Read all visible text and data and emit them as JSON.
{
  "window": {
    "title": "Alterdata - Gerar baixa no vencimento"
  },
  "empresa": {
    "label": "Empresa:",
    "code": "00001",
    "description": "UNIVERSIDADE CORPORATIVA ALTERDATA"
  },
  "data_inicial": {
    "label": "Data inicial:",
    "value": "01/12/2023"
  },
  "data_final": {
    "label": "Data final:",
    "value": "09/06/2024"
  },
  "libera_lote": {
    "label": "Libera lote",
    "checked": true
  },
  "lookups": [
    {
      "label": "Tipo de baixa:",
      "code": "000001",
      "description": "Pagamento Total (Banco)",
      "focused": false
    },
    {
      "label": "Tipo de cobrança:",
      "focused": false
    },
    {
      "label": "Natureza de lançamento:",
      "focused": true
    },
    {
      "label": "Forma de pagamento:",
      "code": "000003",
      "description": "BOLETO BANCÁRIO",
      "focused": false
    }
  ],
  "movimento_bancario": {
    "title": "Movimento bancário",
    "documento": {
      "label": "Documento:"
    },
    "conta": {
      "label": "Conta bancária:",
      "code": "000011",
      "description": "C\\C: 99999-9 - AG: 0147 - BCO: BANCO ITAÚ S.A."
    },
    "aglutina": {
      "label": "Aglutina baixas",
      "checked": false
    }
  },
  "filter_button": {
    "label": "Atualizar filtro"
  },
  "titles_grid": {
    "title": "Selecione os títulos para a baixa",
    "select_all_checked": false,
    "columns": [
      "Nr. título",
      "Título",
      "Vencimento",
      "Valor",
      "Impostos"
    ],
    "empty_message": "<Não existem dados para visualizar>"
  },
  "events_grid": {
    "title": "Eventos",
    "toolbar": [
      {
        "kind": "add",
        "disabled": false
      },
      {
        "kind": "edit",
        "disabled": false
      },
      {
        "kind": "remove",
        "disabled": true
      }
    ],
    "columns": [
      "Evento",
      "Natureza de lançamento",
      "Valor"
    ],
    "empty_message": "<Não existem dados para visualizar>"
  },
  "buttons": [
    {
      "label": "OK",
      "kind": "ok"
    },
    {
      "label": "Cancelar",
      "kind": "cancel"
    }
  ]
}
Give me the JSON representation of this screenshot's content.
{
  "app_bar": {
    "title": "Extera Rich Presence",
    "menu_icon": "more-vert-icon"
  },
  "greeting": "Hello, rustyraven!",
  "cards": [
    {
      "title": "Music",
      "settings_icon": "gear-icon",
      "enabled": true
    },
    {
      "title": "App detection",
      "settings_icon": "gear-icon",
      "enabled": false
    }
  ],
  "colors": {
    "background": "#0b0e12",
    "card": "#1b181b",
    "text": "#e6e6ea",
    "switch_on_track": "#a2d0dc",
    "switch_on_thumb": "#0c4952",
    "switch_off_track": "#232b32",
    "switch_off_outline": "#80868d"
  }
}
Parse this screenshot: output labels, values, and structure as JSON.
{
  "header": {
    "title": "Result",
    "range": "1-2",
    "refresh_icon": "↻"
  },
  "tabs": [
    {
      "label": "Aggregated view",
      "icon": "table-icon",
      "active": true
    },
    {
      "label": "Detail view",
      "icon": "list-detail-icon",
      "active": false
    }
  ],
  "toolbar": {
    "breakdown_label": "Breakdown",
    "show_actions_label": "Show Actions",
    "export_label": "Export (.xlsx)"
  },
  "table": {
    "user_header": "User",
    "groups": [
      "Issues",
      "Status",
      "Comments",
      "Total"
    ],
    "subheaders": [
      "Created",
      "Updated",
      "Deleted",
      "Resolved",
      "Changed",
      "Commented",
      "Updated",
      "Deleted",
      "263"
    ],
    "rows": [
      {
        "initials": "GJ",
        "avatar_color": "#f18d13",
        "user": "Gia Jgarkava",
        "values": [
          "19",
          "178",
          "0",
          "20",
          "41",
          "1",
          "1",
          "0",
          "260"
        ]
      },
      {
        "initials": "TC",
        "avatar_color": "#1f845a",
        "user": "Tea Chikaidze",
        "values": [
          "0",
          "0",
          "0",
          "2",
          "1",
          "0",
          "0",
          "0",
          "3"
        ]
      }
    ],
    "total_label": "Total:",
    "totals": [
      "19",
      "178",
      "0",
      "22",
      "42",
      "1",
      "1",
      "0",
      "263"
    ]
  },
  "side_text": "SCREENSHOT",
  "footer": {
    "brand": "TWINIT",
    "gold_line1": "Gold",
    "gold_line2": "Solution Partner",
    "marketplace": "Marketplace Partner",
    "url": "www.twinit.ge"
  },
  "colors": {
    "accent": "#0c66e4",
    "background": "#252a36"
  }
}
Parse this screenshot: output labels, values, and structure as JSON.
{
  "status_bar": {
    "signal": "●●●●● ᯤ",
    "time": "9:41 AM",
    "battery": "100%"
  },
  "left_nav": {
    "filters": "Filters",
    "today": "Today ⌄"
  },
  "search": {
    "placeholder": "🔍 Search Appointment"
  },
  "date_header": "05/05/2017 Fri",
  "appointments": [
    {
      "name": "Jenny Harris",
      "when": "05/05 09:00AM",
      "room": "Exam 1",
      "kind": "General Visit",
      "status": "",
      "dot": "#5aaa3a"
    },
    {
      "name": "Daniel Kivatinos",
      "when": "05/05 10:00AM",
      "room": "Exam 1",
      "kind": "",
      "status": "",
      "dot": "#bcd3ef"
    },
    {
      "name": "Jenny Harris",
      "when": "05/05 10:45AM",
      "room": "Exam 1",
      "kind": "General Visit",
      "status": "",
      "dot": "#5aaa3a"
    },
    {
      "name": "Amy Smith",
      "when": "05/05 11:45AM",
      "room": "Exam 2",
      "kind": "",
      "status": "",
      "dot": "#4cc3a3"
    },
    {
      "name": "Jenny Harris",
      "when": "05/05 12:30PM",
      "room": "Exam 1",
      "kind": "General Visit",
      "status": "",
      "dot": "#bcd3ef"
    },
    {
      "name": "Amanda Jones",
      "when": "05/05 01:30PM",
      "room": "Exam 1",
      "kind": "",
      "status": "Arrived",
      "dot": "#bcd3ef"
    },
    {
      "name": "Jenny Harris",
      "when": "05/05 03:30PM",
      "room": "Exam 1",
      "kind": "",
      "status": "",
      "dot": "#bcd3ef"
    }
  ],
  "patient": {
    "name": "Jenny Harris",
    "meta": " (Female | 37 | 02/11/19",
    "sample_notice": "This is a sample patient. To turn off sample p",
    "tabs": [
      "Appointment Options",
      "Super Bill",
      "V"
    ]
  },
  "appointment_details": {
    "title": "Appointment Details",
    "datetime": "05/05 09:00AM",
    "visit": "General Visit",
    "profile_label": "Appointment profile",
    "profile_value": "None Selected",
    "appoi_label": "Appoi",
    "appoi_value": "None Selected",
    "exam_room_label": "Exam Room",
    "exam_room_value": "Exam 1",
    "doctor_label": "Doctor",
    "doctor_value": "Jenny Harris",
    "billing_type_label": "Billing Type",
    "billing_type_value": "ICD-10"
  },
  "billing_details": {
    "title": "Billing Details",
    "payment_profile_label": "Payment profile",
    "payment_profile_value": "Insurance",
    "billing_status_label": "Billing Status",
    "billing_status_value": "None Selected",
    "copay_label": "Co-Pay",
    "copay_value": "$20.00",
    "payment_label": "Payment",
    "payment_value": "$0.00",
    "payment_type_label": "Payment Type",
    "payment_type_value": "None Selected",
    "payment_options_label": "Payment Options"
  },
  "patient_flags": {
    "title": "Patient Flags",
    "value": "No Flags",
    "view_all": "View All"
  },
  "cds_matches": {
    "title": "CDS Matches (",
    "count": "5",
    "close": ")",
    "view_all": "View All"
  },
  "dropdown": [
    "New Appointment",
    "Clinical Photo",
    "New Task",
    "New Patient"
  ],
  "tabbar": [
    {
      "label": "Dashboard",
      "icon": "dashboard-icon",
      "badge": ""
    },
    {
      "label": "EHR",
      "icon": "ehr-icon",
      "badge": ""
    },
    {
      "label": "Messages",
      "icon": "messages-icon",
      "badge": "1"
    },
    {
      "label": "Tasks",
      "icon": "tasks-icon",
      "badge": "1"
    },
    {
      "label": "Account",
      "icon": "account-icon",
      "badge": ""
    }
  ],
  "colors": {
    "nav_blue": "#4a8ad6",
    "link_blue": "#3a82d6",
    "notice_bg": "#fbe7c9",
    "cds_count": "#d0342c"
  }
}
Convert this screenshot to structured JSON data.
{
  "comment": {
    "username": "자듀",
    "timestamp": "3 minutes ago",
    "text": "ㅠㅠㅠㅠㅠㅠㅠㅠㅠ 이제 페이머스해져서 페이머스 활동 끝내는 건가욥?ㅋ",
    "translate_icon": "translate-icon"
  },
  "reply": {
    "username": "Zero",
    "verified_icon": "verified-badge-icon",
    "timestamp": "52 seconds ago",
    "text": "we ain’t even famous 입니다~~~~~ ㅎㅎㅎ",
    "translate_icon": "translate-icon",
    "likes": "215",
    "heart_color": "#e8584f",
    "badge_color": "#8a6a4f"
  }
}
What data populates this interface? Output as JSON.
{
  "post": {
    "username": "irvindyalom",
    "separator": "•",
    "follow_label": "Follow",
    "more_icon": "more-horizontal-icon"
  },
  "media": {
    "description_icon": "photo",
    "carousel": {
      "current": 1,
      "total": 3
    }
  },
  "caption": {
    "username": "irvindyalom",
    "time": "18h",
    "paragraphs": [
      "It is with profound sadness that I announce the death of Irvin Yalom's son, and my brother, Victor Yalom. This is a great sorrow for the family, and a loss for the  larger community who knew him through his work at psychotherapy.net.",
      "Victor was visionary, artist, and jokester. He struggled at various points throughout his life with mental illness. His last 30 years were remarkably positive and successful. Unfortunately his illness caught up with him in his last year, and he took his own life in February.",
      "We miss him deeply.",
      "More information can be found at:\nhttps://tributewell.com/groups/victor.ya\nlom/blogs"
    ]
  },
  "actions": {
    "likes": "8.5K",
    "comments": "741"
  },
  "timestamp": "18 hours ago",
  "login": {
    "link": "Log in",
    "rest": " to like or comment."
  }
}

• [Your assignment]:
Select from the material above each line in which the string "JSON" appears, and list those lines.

• [The completed task]:
Read all visible text and data and emit them as JSON.
Give me the JSON representation of this screenshot's content.
Parse this screenshot: output labels, values, and structure as JSON.
Parse this screenshot: output labels, values, and structure as JSON.
Convert this screenshot to structured JSON data.
What data populates this interface? Output as JSON.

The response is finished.